Exercise objective:
From the records below, please return each line that holds the word "JSON".

Provided data:
*** Block opens ***

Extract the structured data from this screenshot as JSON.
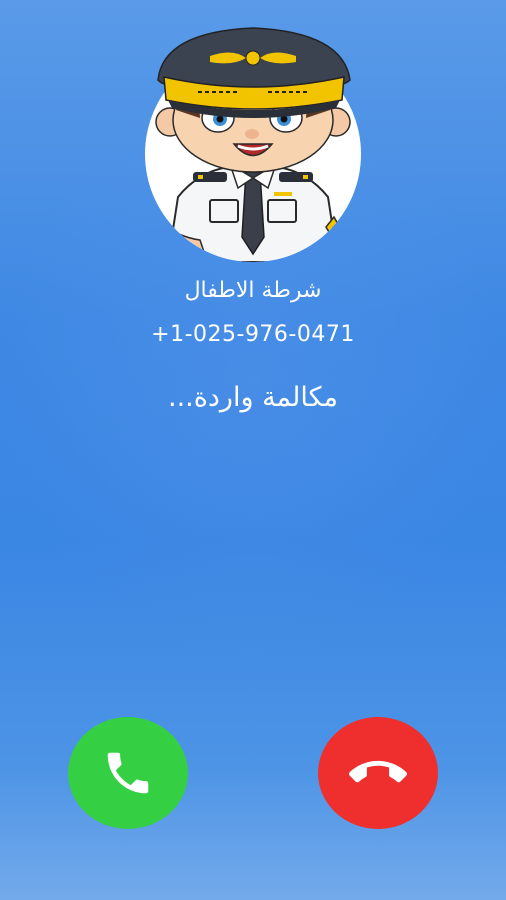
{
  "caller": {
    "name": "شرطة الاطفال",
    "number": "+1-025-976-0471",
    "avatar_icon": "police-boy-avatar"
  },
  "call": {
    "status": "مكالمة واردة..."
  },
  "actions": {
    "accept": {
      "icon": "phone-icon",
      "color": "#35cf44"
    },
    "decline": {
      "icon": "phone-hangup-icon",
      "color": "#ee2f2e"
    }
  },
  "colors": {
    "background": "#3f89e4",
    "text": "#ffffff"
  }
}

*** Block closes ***
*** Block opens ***

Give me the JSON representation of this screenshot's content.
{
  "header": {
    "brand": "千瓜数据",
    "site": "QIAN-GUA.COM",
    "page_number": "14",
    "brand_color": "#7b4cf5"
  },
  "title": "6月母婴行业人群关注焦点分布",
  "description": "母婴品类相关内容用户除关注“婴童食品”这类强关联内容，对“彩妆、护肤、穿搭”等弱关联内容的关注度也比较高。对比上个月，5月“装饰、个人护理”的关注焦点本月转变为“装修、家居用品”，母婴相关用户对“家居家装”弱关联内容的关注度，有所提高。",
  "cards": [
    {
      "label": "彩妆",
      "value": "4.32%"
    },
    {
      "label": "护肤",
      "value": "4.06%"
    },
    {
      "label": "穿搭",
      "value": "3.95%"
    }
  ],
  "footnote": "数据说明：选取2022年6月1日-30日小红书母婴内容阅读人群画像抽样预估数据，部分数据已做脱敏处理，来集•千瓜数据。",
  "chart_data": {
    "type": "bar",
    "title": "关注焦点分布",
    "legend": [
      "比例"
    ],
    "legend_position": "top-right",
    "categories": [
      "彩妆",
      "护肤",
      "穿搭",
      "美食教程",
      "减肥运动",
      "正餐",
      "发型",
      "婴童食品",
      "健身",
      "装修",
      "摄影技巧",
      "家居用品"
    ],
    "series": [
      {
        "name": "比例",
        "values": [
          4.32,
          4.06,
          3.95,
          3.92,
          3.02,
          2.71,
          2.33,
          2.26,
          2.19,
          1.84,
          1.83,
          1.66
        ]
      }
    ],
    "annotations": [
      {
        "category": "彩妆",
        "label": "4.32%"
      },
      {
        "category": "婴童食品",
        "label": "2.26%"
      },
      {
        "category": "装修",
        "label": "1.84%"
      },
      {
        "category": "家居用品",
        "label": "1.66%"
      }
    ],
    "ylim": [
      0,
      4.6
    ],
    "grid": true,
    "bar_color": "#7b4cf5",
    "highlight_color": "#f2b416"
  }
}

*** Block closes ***

Answer to this problem:
Extract the structured data from this screenshot as JSON.
Give me the JSON representation of this screenshot's content.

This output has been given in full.